By Steven McKenzie
Highlands and Islands reporter, BBC Scotland news website
Dr Edwards had hoped to compare ancient and modern polar bear DNA
A sample taken from what are believed to be the only polar bear remains to have been found in Britain has defied DNA analysis, it has emerged.
Ireland-based genetics expert Ceiridwen Edwards had hoped to compare the DNA of the animal found in a cave in Scotland with that of modern polar bears.
However, she said there was not enough DNA left in the sample for an analysis to be done.
The sample was taken from a skull found in the Bone Caves at Inchnadamph.
It was thought the bear was washed into the caves in Sutherland 18,000 years ago.
The skull was found in 1927 and is held in the collections of the National Museum of Scotland in Edinburgh.
Dr Edwards told the BBC Scotland news website: "The original rationale behind targeting the Inchnadamph polar bear for ancient DNA analysis was to try and generate an ancient sequence from a morphological polar bear.
"The only sequences of polar bear are from modern samples, and I was wondering if there would be any significant difference between modern and ancient sequences.
"I can usually tell by the colour and texture of a bone sample if it will yield DNA or not, and the Inchnadamph polar bear seemed to me to have a chance of giving data."
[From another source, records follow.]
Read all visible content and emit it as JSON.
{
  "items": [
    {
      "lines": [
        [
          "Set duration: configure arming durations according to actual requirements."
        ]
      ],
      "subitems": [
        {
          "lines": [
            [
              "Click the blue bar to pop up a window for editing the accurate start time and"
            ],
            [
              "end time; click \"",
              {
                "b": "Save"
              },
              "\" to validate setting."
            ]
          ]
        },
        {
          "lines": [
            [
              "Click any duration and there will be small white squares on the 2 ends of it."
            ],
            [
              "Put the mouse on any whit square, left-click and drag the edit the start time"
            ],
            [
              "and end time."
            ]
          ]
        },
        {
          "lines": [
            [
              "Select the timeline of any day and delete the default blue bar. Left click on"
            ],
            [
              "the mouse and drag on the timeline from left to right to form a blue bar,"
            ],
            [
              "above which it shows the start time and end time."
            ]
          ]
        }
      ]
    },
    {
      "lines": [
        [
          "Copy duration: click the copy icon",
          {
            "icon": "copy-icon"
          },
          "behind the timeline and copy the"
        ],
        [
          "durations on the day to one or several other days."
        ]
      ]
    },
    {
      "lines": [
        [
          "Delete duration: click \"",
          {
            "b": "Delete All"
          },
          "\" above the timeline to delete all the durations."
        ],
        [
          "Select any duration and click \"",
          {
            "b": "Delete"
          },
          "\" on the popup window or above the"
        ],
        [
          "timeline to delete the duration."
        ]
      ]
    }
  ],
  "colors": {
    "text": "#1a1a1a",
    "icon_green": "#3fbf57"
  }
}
However, in an effort to protect the skull, a smaller sample of bone than Dr Edwards would normally work with was extracted.
Dr Edwards said: "This would not have made much difference to the overall results as, if there is any DNA present in a sample, having a small starting amount does not usually jeopardise success.
"Therefore, I rather think the problem was that there was little or no DNA left in the skull - possibly due to water leaching the DNA out of the bone while it was in the cave."
She added: "This was such a shame as I would very much have liked to get some ancient polar bear data with which to compare to both modern polar bear and from a number of other archaeological bears."
Protected by environmental designations and Scottish Natural Heritage (SNH), the caves at Inchnadamph have provided scientists with a treasure trove of wild animal remains.
POLAR BEAR FACT FILE
Largest land carnivore
Can live for up to 25 years
Polar bears evolved from brown bears about 3m years ago
It was also discovered to have been a burial site and the bones of four people found there have been radiocarbon dated to between 4,515 and 4,720 years ago.
Last July it was revealed that an almost complete skeleton of another bear - which could be a brown or polar and may have died 11,000 years ago - had also been recovered from a cave at Inchnadamph.
The first pieces of bone from the skeleton were found in 1995 by cavers, but it was only later that Edinburgh-based caving club, Grampian Speleological Group, reached some of the final fragments.
The National Museum of Scotland said at the time it would try to establish if the incomplete skeleton was that of a brown or polar bear.
The remains found include the skull, the second lower mandible, fragments of upper mandible, vertebrae, ribs, most of the long bones, the main elements making up the pelvis, and several elements from the feet.